We saw again that the gospel demands everything. The missionaries that we met talked of what they’d given up in order to come out onto the field. They talked of singleness, of having wanted a family. The talked of comfort and the familiarity of home. Of community and those that they had left behind. Of the good bible teaching that they had once taken for granted. They had given up ambition and career.
They inspired me because they were following the model given to us by Jesus. They were taking up their cross and they were following him. They were giving themselves for the work of the gospel. Each story was different, and each sacrifice made inspired me. Was I willing to give up this much for the gospel? Was I willing to take up my cross, for the one who died on the cross for me?
The lifestyle of the world, the temptation to just do what we want can press in around us. But Jesus calls out sharp and clear in the midst of our struggles for earthly power:
Not so with you.
We are called not to be like the world, but instead to be like Jesus. Jesus lived a life devoted to his Father. He gave all that he had. He lived a life of self denial and sacrifice, knowing that glory would one day come. We so often seek self-greatness and recognition. Jesus took on suffering, shame, rejection and death, for us. He knew that one day glory would come, that the road he was walking did not end with death, but with being raised to life and restored to heaven. And because he died for us, we have the same hope to hold onto, through the road of pain and suffering we know that, one day, glory will come.
To those of you who trust in Jesus, I want you to hear this call…
Follow the path, the road that God wishes you to take. Commit yourself to the cause of the gospel. Live your lives to saying no to you own impulses and instead follow the road that Jesus walked for us. Where your gifts are, use them to walk the road of Jesus. Walk this road in whatever way you are given. Walk this road each day. Reflecting the sacrifice that he made for us. Each day dying to what we want and living for Jesus
Because whilst following the path of Jesus means great sacrifice, we were reminded, too, that the hope of heaven awaits, and that one day we will all go home, and be with our saviour in heaven. We reminded that he has walked this road before us and that he is walking with us still.
Amongst all these inspiring stories of sacrifice, one thing that was said particularly struck me:
‘We may think that there are many sacrifices in mission, but we don’t think of everything we are given and we don’t imagine the blessings we might receive.’

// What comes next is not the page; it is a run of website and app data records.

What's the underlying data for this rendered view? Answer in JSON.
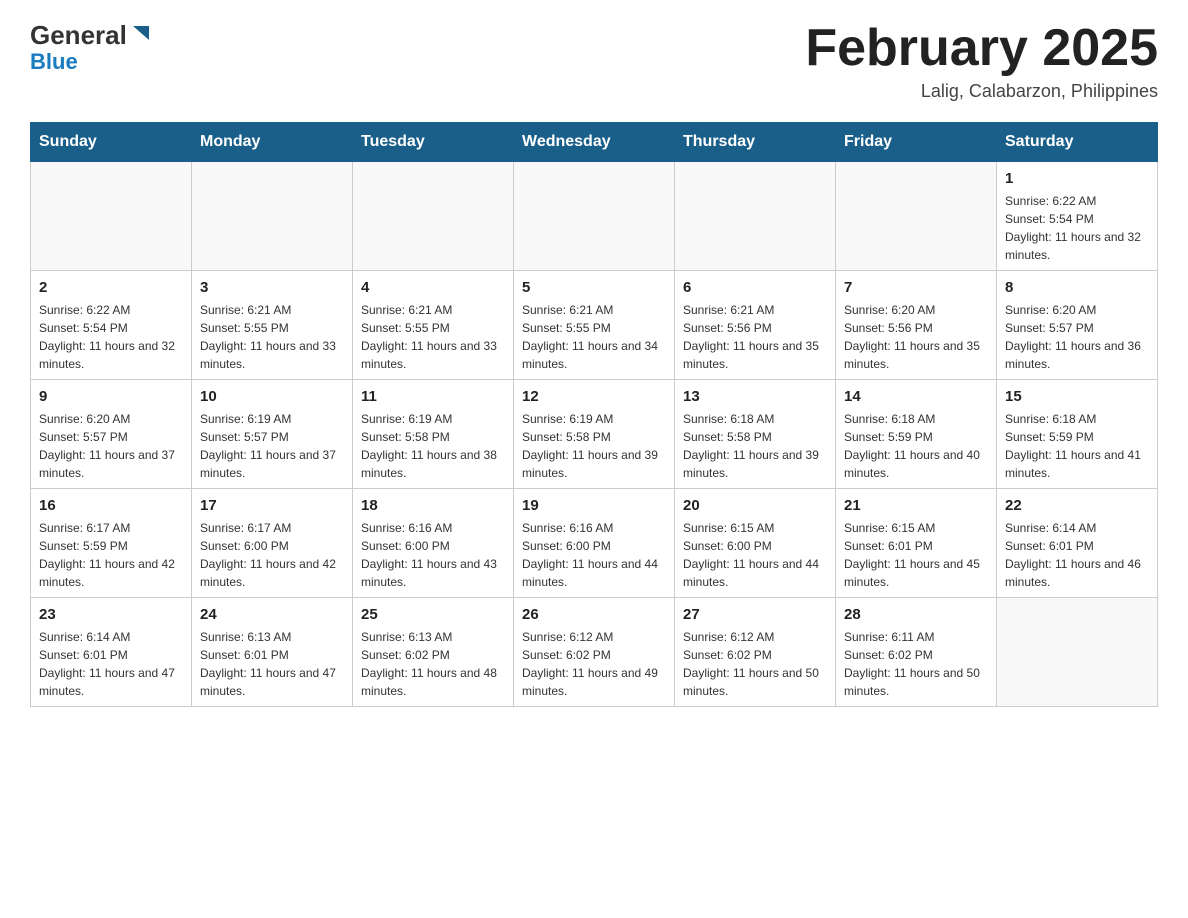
{
  "header": {
    "logo_general": "General",
    "logo_blue": "Blue",
    "month_title": "February 2025",
    "location": "Lalig, Calabarzon, Philippines"
  },
  "days_of_week": [
    "Sunday",
    "Monday",
    "Tuesday",
    "Wednesday",
    "Thursday",
    "Friday",
    "Saturday"
  ],
  "weeks": [
    [
      {
        "day": "",
        "info": ""
      },
      {
        "day": "",
        "info": ""
      },
      {
        "day": "",
        "info": ""
      },
      {
        "day": "",
        "info": ""
      },
      {
        "day": "",
        "info": ""
      },
      {
        "day": "",
        "info": ""
      },
      {
        "day": "1",
        "info": "Sunrise: 6:22 AM\nSunset: 5:54 PM\nDaylight: 11 hours and 32 minutes."
      }
    ],
    [
      {
        "day": "2",
        "info": "Sunrise: 6:22 AM\nSunset: 5:54 PM\nDaylight: 11 hours and 32 minutes."
      },
      {
        "day": "3",
        "info": "Sunrise: 6:21 AM\nSunset: 5:55 PM\nDaylight: 11 hours and 33 minutes."
      },
      {
        "day": "4",
        "info": "Sunrise: 6:21 AM\nSunset: 5:55 PM\nDaylight: 11 hours and 33 minutes."
      },
      {
        "day": "5",
        "info": "Sunrise: 6:21 AM\nSunset: 5:55 PM\nDaylight: 11 hours and 34 minutes."
      },
      {
        "day": "6",
        "info": "Sunrise: 6:21 AM\nSunset: 5:56 PM\nDaylight: 11 hours and 35 minutes."
      },
      {
        "day": "7",
        "info": "Sunrise: 6:20 AM\nSunset: 5:56 PM\nDaylight: 11 hours and 35 minutes."
      },
      {
        "day": "8",
        "info": "Sunrise: 6:20 AM\nSunset: 5:57 PM\nDaylight: 11 hours and 36 minutes."
      }
    ],
    [
      {
        "day": "9",
        "info": "Sunrise: 6:20 AM\nSunset: 5:57 PM\nDaylight: 11 hours and 37 minutes."
      },
      {
        "day": "10",
        "info": "Sunrise: 6:19 AM\nSunset: 5:57 PM\nDaylight: 11 hours and 37 minutes."
      },
      {
        "day": "11",
        "info": "Sunrise: 6:19 AM\nSunset: 5:58 PM\nDaylight: 11 hours and 38 minutes."
      },
      {
        "day": "12",
        "info": "Sunrise: 6:19 AM\nSunset: 5:58 PM\nDaylight: 11 hours and 39 minutes."
      },
      {
        "day": "13",
        "info": "Sunrise: 6:18 AM\nSunset: 5:58 PM\nDaylight: 11 hours and 39 minutes."
      },
      {
        "day": "14",
        "info": "Sunrise: 6:18 AM\nSunset: 5:59 PM\nDaylight: 11 hours and 40 minutes."
      },
      {
        "day": "15",
        "info": "Sunrise: 6:18 AM\nSunset: 5:59 PM\nDaylight: 11 hours and 41 minutes."
      }
    ],
    [
      {
        "day": "16",
        "info": "Sunrise: 6:17 AM\nSunset: 5:59 PM\nDaylight: 11 hours and 42 minutes."
      },
      {
        "day": "17",
        "info": "Sunrise: 6:17 AM\nSunset: 6:00 PM\nDaylight: 11 hours and 42 minutes."
      },
      {
        "day": "18",
        "info": "Sunrise: 6:16 AM\nSunset: 6:00 PM\nDaylight: 11 hours and 43 minutes."
      },
      {
        "day": "19",
        "info": "Sunrise: 6:16 AM\nSunset: 6:00 PM\nDaylight: 11 hours and 44 minutes."
      },
      {
        "day": "20",
        "info": "Sunrise: 6:15 AM\nSunset: 6:00 PM\nDaylight: 11 hours and 44 minutes."
      },
      {
        "day": "21",
        "info": "Sunrise: 6:15 AM\nSunset: 6:01 PM\nDaylight: 11 hours and 45 minutes."
      },
      {
        "day": "22",
        "info": "Sunrise: 6:14 AM\nSunset: 6:01 PM\nDaylight: 11 hours and 46 minutes."
      }
    ],
    [
      {
        "day": "23",
        "info": "Sunrise: 6:14 AM\nSunset: 6:01 PM\nDaylight: 11 hours and 47 minutes."
      },
      {
        "day": "24",
        "info": "Sunrise: 6:13 AM\nSunset: 6:01 PM\nDaylight: 11 hours and 47 minutes."
      },
      {
        "day": "25",
        "info": "Sunrise: 6:13 AM\nSunset: 6:02 PM\nDaylight: 11 hours and 48 minutes."
      },
      {
        "day": "26",
        "info": "Sunrise: 6:12 AM\nSunset: 6:02 PM\nDaylight: 11 hours and 49 minutes."
      },
      {
        "day": "27",
        "info": "Sunrise: 6:12 AM\nSunset: 6:02 PM\nDaylight: 11 hours and 50 minutes."
      },
      {
        "day": "28",
        "info": "Sunrise: 6:11 AM\nSunset: 6:02 PM\nDaylight: 11 hours and 50 minutes."
      },
      {
        "day": "",
        "info": ""
      }
    ]
  ]
}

God is gracious. He gives more to us than we could imagine. He loves us far more than we deserve to be loved. He knows the road that we must take and he leads us by his hand. If we let go of our lives and live for Jesus then we will come to enjoy his blessings in heaven for eternity.